Saturday 20th. CFA Saturday 20th. CFA
Saturday 20th.

Morning hazy but soon changed to a clear sun and a lovely day. I went to the Office as usual and passed my time much as usual, first reading Mr. Hayne’s Speech upon the Western Lands, a bitter Phillipic upon the course of the Eastern States. The truth is that the course of these States during the War was and is totally indefensible and it is a weak point to touch, but still it is not generous to touch so often the subject. The people here have came to their senses and punished the Authors of those measures by removing them from public life. And 168the other States ought to accept of this as sufficient without pushing farther.1

I went to see Mr. Brooks but found his Office closed which led me to conclude that the closing scene was rapidly approaching. I then passed the remainder of the morning in reading Mr. McDuffie’s Speech upon the Amending the Constitution as to the election of President.2 It is a better Speech than I thought, though too long and not sufficiently laboured. Returning home I found Abby had received a letter from Medford intimating that her Mother might not live through the day. She was of course very much affected. After dinner I read Demosthenes as usual. My first Article upon Eloquence was published this morning but so obscurely placed that I do not think it has justice done to it.3 Miss Julia Gorham came in to pass the Evening so that I went out and attended an unusually full meeting of the Debating Society.

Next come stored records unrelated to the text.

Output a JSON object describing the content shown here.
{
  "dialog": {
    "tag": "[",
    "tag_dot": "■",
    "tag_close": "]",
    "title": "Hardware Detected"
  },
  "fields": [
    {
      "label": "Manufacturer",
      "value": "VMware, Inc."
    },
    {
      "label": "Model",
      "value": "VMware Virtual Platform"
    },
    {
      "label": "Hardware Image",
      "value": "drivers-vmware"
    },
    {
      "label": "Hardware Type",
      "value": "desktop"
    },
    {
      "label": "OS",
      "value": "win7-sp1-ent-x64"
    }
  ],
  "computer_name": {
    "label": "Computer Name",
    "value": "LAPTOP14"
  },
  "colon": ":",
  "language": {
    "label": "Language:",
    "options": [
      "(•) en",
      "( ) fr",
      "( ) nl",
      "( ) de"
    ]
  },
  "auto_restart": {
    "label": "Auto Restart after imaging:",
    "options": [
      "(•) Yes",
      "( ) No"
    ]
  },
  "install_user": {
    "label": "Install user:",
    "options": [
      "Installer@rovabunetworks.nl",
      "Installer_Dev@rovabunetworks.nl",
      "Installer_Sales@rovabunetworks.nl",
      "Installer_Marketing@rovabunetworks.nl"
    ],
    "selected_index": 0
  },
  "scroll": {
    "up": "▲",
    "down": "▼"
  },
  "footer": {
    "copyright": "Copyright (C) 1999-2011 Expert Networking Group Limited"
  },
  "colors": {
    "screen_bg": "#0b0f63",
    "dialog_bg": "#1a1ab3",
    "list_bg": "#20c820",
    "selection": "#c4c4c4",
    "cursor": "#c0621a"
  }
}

The discussion upon the Militia was renewed but not carried on with vigor, as none of the warmest Members joined in it. But the question approaching to a decision, I waited till the close and found that my side of it prevailed, after which I went rapidly home.


CFA was reading the newspaper reports on the great debate on public-land policy in the United States Senate during Jan.–Feb. 1830. The protagonists were Daniel Webster, who had shifted with New England from a narrow to a broad construction of the Constitution, and Robert Y. Hayne of South Carolina, who made the most of the threat of federal “consolidation” and the near-treasonable course of New England leaders in opposing the War of 1812. Hayne’s speech opening the debate had been printed in the Columbian Centinel, 6 Feb., p. 1, cols. 2–5; his rejoinder to Webster appeared in the issue for 20 Feb., p. 2, cols. 2–5. Publication of Webster’s speech followed; see below, entries for 27 Feb., 3 March.


George McDuffie’s speech delivered in the House, Feb. 1826, is in Williston’s Eloquence at 4:97–152. See below, entry for 2 March and note.


Massachusetts Journal, 20 Feb., p. 1, cols. 3–4. The communication appears under the rubric “Literary,” bears the heading “No. 1,” and is signed “Orator.”